### Task description
Each line containing the word "image" must be copied from the material below.

### Raw data
○ ○ ○ ○ ○ ○ ○
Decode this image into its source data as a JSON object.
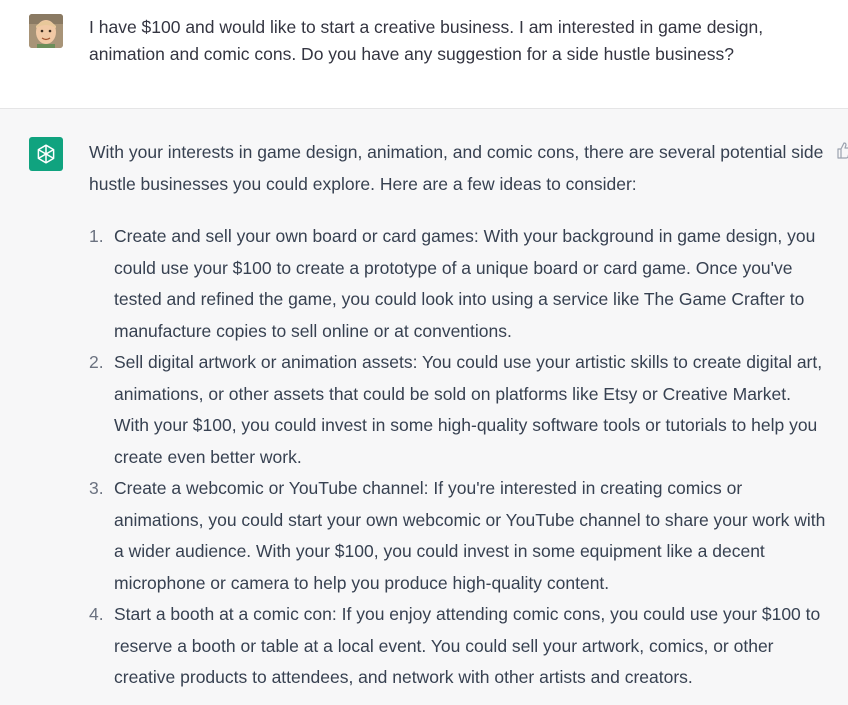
{
  "user_message": {
    "avatar_icon": "user-avatar-illustration",
    "text": "I have $100 and would like to start a creative business. I am interested in game design, animation and comic cons. Do you have any suggestion for a side hustle business?"
  },
  "assistant_message": {
    "avatar_icon": "openai-logo-icon",
    "avatar_color": "#10a37f",
    "feedback_icon": "thumbs-up-icon",
    "intro": "With your interests in game design, animation, and comic cons, there are several potential side hustle businesses you could explore. Here are a few ideas to consider:",
    "items": [
      {
        "number": "1.",
        "text": "Create and sell your own board or card games: With your background in game design, you could use your $100 to create a prototype of a unique board or card game. Once you've tested and refined the game, you could look into using a service like The Game Crafter to manufacture copies to sell online or at conventions."
      },
      {
        "number": "2.",
        "text": "Sell digital artwork or animation assets: You could use your artistic skills to create digital art, animations, or other assets that could be sold on platforms like Etsy or Creative Market. With your $100, you could invest in some high-quality software tools or tutorials to help you create even better work."
      },
      {
        "number": "3.",
        "text": "Create a webcomic or YouTube channel: If you're interested in creating comics or animations, you could start your own webcomic or YouTube channel to share your work with a wider audience. With your $100, you could invest in some equipment like a decent microphone or camera to help you produce high-quality content."
      },
      {
        "number": "4.",
        "text": "Start a booth at a comic con: If you enjoy attending comic cons, you could use your $100 to reserve a booth or table at a local event. You could sell your artwork, comics, or other creative products to attendees, and network with other artists and creators."
      }
    ]
  }
}
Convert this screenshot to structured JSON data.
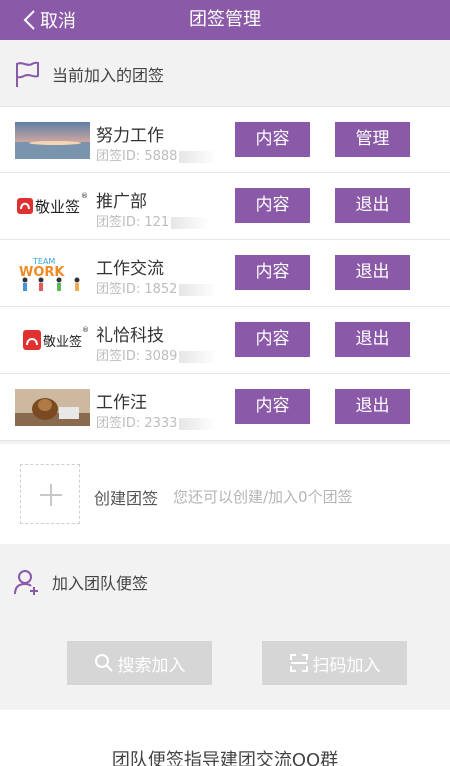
{
  "header": {
    "back_label": "取消",
    "title": "团签管理"
  },
  "current_section": {
    "label": "当前加入的团签",
    "icon": "flag-icon"
  },
  "teams": [
    {
      "name": "努力工作",
      "id_text": "团签ID: 5888",
      "thumb": "sunset-photo",
      "btn1": "内容",
      "btn2": "管理"
    },
    {
      "name": "推广部",
      "id_text": "团签ID: 121",
      "thumb": "jingyeqian-logo",
      "btn1": "内容",
      "btn2": "退出"
    },
    {
      "name": "工作交流",
      "id_text": "团签ID: 1852",
      "thumb": "teamwork-image",
      "btn1": "内容",
      "btn2": "退出"
    },
    {
      "name": "礼恰科技",
      "id_text": "团签ID: 3089",
      "thumb": "jingyeqian-logo",
      "btn1": "内容",
      "btn2": "退出"
    },
    {
      "name": "工作汪",
      "id_text": "团签ID: 2333",
      "thumb": "dog-photo",
      "btn1": "内容",
      "btn2": "退出"
    }
  ],
  "logo_text": "敬业签",
  "teamwork_text": {
    "top": "TEAM",
    "bottom": "WORK"
  },
  "create": {
    "label": "创建团签",
    "hint": "您还可以创建/加入0个团签"
  },
  "join_section": {
    "label": "加入团队便签",
    "icon": "add-user-icon"
  },
  "actions": {
    "search_label": "搜索加入",
    "scan_label": "扫码加入"
  },
  "bottom_text": "团队便签指导建团交流QQ群",
  "colors": {
    "accent": "#8a5aa8",
    "disabled": "#d6d6d6"
  }
}
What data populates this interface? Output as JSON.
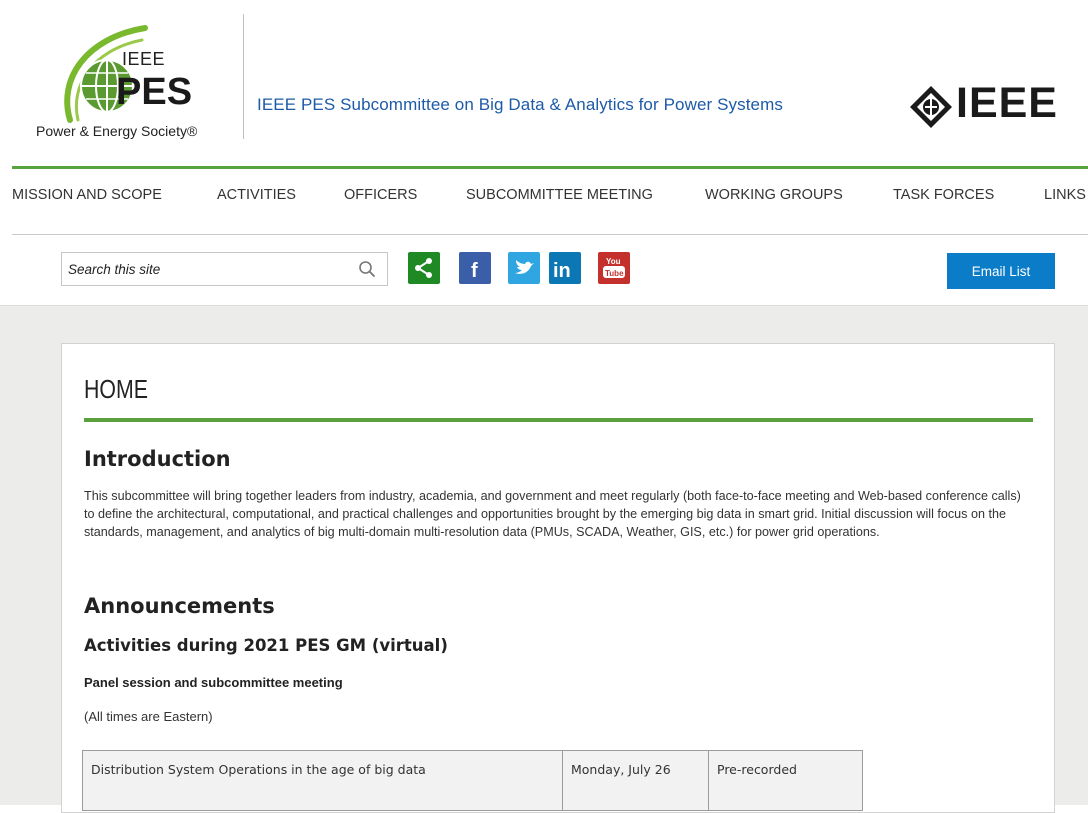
{
  "header": {
    "logo": {
      "org_top": "IEEE",
      "org_main": "PES",
      "caption": "Power & Energy Society®"
    },
    "site_title": "IEEE PES Subcommittee on Big Data & Analytics for Power Systems",
    "ieee_word": "IEEE",
    "colors": {
      "title_blue": "#1d5ba8",
      "accent_green": "#56a33f"
    }
  },
  "nav": {
    "items": [
      {
        "label": "MISSION AND SCOPE"
      },
      {
        "label": "ACTIVITIES"
      },
      {
        "label": "OFFICERS"
      },
      {
        "label": "SUBCOMMITTEE MEETING"
      },
      {
        "label": "WORKING GROUPS"
      },
      {
        "label": "TASK FORCES"
      },
      {
        "label": "LINKS"
      }
    ]
  },
  "toolbar": {
    "search_placeholder": "Search this site",
    "social_icons": [
      "share-icon",
      "facebook-icon",
      "twitter-icon",
      "linkedin-icon",
      "youtube-icon"
    ],
    "email_button": "Email List",
    "colors": {
      "share": "#1f8a24",
      "facebook": "#3b5ea8",
      "twitter": "#2fa6e1",
      "linkedin": "#0b77b5",
      "youtube": "#c4302b",
      "email": "#0b7cc8"
    }
  },
  "main": {
    "page_title": "HOME",
    "intro_heading": "Introduction",
    "intro_text": "This subcommittee will bring together leaders from industry, academia, and government and meet regularly (both face-to-face meeting and Web-based conference calls) to define the architectural, computational, and practical challenges and opportunities brought by the emerging big data in smart grid. Initial discussion will focus on the standards, management, and analytics of big multi-domain multi-resolution data (PMUs, SCADA, Weather, GIS, etc.) for power grid operations.",
    "announcements_heading": "Announcements",
    "activities_heading": "Activities during 2021 PES GM (virtual)",
    "panel_heading": "Panel session and subcommittee meeting",
    "times_note": "(All times are Eastern)",
    "schedule": [
      {
        "session": "Distribution System Operations in the age of big data",
        "date": "Monday, July 26",
        "time": "Pre-recorded"
      }
    ]
  }
}
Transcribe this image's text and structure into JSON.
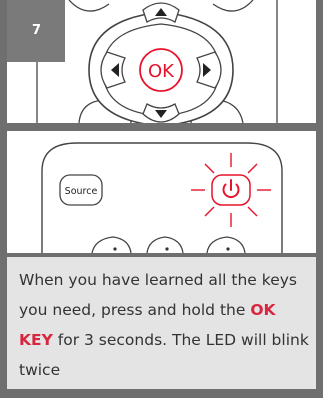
{
  "step": {
    "number": "7"
  },
  "remote": {
    "ok_label": "OK",
    "source_label": "Source"
  },
  "instruction": {
    "part1": "When you have learned all the keys you need, press and hold the ",
    "key": "OK KEY",
    "part2": " for 3 seconds. The LED will blink twice"
  },
  "colors": {
    "accent": "#e8132a",
    "frame": "#6f6f6f",
    "text_panel": "#e4e4e4",
    "text": "#333333"
  }
}
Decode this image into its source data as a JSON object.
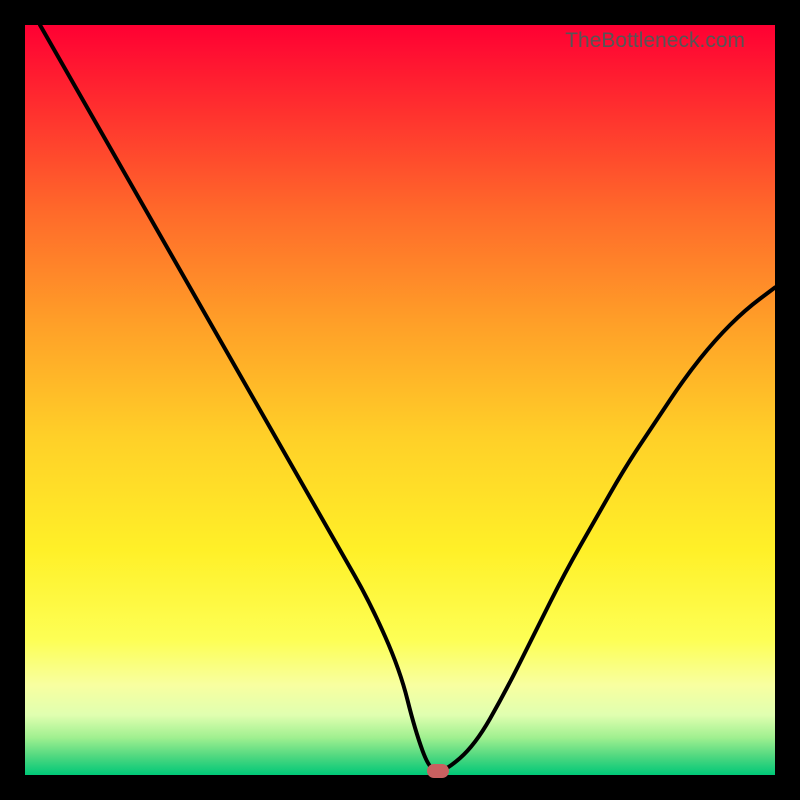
{
  "watermark": "TheBottleneck.com",
  "chart_data": {
    "type": "line",
    "title": "",
    "xlabel": "",
    "ylabel": "",
    "xlim": [
      0,
      100
    ],
    "ylim": [
      0,
      100
    ],
    "series": [
      {
        "name": "bottleneck-curve",
        "x": [
          2,
          6,
          10,
          14,
          18,
          22,
          26,
          30,
          34,
          38,
          42,
          46,
          50,
          52,
          54,
          56,
          60,
          64,
          68,
          72,
          76,
          80,
          84,
          88,
          92,
          96,
          100
        ],
        "y": [
          100,
          93,
          86,
          79,
          72,
          65,
          58,
          51,
          44,
          37,
          30,
          23,
          14,
          6,
          0.5,
          0.5,
          4,
          11,
          19,
          27,
          34,
          41,
          47,
          53,
          58,
          62,
          65
        ]
      }
    ],
    "marker": {
      "x": 55,
      "y": 0.5
    },
    "gradient_stops": [
      {
        "pos": 0.0,
        "color": "#ff0033"
      },
      {
        "pos": 0.1,
        "color": "#ff2a2f"
      },
      {
        "pos": 0.25,
        "color": "#ff6a2a"
      },
      {
        "pos": 0.4,
        "color": "#ffa028"
      },
      {
        "pos": 0.55,
        "color": "#ffd028"
      },
      {
        "pos": 0.7,
        "color": "#fff028"
      },
      {
        "pos": 0.82,
        "color": "#fdff55"
      },
      {
        "pos": 0.88,
        "color": "#f8ffa0"
      },
      {
        "pos": 0.92,
        "color": "#e0ffb0"
      },
      {
        "pos": 0.95,
        "color": "#a0f090"
      },
      {
        "pos": 0.975,
        "color": "#50d880"
      },
      {
        "pos": 1.0,
        "color": "#00c878"
      }
    ]
  }
}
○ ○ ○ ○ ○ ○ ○
### Result for this task
Decode this image into its source data as a JSON object.
      "thumb": "teamwork-image",
Transcribe this image's text and structure into JSON.
Decode this image into its source data as a JSON object.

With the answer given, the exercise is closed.